I joined the navy in July 1941 and trained in San Diego before joining the fleet to sail to Pearl Harbor. I was assigned to the USS Enterprise for 22 months. We knew the Japanese would be attacking Pearl Harbor and were on our way there but the storms prevented our arriving before the attack. When we got there, we could see the ships burning in the harbor.
The Dinuba Sentinel published the following account on November 11, 1944:
“On that fateful morning of December 7, 1941, He (Albert Fred Blumer) was on one of the navy’s largest aircraft carriers, the U. S. S. Enterprise. His ship was due in Pearl Harbor that day but was delayed by storms at sea. This was not only fortunate for Blumer but his country as well because the Enterprise was an important factor in turning the tide of no less than ten major sea and air battles. He saw action as a gunner’s mate at Midway and fights in the Solomon’s. In the Battle of Santa Cruz, 83 Jap planes came over the Enterprise and dropped bombs. When bombs hit close the entire ship shook. The ship was hit several times during engagements with the enemy. When there was time, a little patching up would be done, and the ship kept on the job. One of the historic missions of the big flat top was accompanying the aircraft carrier, Hornet to within a few hundred miles of Tokyo to send Gen. Doolittle and his fliers over Tokyo in a daring raid. He was home for his first leave in 22 months in August 1943….”
Participating in nearly every major carrier engagement in the first year of the war, the Enterprise and her Air Group, exclusive of her far-flung destruction of hostile shore installations throughout the battle area, did sink of damage on her own, a total of 35 Japanese vessels and shoot down a total of 185 Japanese aircraft. Her aggressive fighting spirit and superb combat efficiency are fitting tribute to the officers and men who so gallantly established her as a solid bulwark in defense of the American Nation: Gilbert and Marshall Island raid, Feb. 1, 1942; Wake Island raid Feb. 24, 1942; Marcus Island raid, March 4, 1942; Battle of Midway, June 4-6, 1942; Occupation of Guadalcanal, August 7,8, 1942; Battle of Santa Cruz Islands, October 26, 1942; Battle of Solomon Islands November 14, 15, 1942.

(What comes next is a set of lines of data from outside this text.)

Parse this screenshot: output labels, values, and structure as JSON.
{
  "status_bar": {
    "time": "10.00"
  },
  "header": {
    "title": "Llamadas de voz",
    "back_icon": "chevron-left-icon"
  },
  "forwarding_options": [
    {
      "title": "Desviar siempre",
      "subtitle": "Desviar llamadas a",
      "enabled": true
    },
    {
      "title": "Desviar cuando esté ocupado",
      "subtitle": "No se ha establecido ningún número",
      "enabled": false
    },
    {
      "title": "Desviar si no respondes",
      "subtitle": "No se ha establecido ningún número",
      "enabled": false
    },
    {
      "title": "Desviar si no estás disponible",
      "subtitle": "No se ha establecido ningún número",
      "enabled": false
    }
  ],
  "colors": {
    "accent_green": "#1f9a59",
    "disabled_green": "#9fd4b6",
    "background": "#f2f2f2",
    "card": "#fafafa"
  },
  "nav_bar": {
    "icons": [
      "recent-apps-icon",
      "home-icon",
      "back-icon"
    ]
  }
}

Before coming home on thirty days’ leave, Blumer was made a gunner’s mate third class. After his leave he was transferred to San Pedro to train on a crash boat for three months. He was then sent to the Hawaiian Islands for several months. From there, he was transferred to the Marshall Islands, where he was stationed as a gunner’s mate second class in August 1944. His term of enlistment was up on his twenty-first birthday, August 6, 1944.